SPECIAL FEATURES: The only special features included on the disc are the original trailers for both films, as well as a “Double Feature” trailer from Leeches‘ theatrical pairing with Roger Corman’s A Bucket of Blood.
VERDICT: While both films are highly entertaining, and have become staples in my own movie marathons and rainy day binges, it’s hard to recommend this release to anyone other than fellow devoted fans of these two films. With the MST3K riffing not included, the “comedic value” that some may find in exploiting the film’s mistakes and shortcomings is surely lacking. Instead, viewers have no choice but to digest the films for what they actually are: fun, if flawed, pieces of vintage Americana and as cinematic representations of our early Cold War fears of radiation, mutation, and threats from other worlds.

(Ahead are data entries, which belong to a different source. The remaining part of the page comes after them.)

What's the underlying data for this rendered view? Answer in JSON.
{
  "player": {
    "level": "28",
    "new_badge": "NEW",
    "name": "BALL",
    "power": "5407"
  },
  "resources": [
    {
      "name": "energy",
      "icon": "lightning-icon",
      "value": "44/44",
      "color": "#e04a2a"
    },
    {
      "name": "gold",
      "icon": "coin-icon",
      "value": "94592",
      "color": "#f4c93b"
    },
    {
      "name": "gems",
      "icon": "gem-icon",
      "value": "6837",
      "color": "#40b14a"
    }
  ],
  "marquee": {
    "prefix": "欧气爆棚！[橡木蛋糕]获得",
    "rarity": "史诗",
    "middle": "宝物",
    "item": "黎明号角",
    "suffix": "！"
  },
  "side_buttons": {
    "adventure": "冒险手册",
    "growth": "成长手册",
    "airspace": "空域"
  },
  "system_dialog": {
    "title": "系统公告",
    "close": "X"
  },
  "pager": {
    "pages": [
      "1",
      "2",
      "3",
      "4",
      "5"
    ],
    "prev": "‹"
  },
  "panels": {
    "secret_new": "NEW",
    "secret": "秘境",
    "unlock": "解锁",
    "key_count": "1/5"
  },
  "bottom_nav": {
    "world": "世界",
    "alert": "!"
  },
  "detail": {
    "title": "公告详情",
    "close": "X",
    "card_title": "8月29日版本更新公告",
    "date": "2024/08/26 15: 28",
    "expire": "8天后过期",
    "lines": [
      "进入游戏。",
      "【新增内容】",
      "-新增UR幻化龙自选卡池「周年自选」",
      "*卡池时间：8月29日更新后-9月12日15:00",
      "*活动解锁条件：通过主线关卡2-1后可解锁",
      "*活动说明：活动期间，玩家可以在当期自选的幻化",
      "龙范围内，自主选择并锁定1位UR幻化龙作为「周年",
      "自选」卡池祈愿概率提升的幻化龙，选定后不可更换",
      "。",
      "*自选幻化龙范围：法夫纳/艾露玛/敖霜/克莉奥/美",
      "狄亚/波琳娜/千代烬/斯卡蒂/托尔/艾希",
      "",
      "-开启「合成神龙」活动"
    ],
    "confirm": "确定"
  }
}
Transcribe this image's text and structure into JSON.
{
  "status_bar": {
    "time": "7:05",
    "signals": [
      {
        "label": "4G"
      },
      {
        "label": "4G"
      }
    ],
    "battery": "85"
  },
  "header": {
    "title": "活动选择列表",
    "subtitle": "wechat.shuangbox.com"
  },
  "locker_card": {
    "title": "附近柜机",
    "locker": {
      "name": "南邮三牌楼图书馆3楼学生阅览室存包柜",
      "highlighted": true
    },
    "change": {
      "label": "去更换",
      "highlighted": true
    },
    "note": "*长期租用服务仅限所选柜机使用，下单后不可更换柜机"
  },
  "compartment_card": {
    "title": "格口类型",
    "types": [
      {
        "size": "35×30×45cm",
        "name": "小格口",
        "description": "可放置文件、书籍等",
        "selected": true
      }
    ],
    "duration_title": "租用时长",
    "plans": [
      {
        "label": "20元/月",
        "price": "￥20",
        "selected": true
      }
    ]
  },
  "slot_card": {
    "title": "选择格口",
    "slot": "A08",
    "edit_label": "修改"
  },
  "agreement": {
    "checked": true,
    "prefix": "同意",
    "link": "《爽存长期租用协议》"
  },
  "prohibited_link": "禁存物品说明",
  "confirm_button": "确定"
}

Teenagers receives a pleasing transfer, even if there isn’t really much of note to see. The transfer for Leeches looks nice, but the “wobble” issues keep it from being much more than an “add-on”. The disc was released at a price point of $16.99. While respectable, even that amount may be a few dollars more than the “value” of the product. A better transfer for Leeches or maybe even the inclusion of additional special features would have made this release more of a recommendation to casual fans, but as is, only obsessive fans should take the plunge.